Your assignment - Retrieve every line of the data holding the word "title".

Data to examine -
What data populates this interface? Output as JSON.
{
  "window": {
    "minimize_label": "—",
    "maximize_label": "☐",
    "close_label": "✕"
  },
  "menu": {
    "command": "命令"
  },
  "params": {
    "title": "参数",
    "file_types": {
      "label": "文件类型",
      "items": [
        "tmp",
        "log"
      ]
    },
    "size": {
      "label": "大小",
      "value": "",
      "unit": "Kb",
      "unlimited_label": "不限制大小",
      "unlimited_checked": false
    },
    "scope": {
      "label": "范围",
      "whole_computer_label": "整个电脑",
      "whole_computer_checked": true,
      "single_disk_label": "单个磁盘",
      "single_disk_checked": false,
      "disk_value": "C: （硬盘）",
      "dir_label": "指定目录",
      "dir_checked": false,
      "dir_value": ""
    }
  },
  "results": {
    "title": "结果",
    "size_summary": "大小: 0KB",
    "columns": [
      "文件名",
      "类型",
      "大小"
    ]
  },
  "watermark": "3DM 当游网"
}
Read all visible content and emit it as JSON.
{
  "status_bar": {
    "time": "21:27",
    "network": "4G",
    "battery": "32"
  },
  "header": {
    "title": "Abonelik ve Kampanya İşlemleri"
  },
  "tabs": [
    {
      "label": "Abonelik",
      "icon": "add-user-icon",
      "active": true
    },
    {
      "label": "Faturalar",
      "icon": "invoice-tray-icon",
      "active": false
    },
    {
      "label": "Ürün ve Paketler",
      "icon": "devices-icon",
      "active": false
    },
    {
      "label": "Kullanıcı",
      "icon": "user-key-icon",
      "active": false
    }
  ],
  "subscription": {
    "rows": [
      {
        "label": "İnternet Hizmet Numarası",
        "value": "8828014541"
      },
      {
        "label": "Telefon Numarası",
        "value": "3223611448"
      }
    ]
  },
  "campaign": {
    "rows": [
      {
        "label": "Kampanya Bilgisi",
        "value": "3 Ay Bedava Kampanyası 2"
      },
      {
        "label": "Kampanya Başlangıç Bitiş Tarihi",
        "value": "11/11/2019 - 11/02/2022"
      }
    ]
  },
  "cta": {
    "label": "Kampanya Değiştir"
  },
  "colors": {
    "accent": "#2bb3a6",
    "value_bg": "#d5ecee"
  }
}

Task response -
    "title": "参数",
    "title": "结果",
    "title": "Abonelik ve Kampanya İşlemleri"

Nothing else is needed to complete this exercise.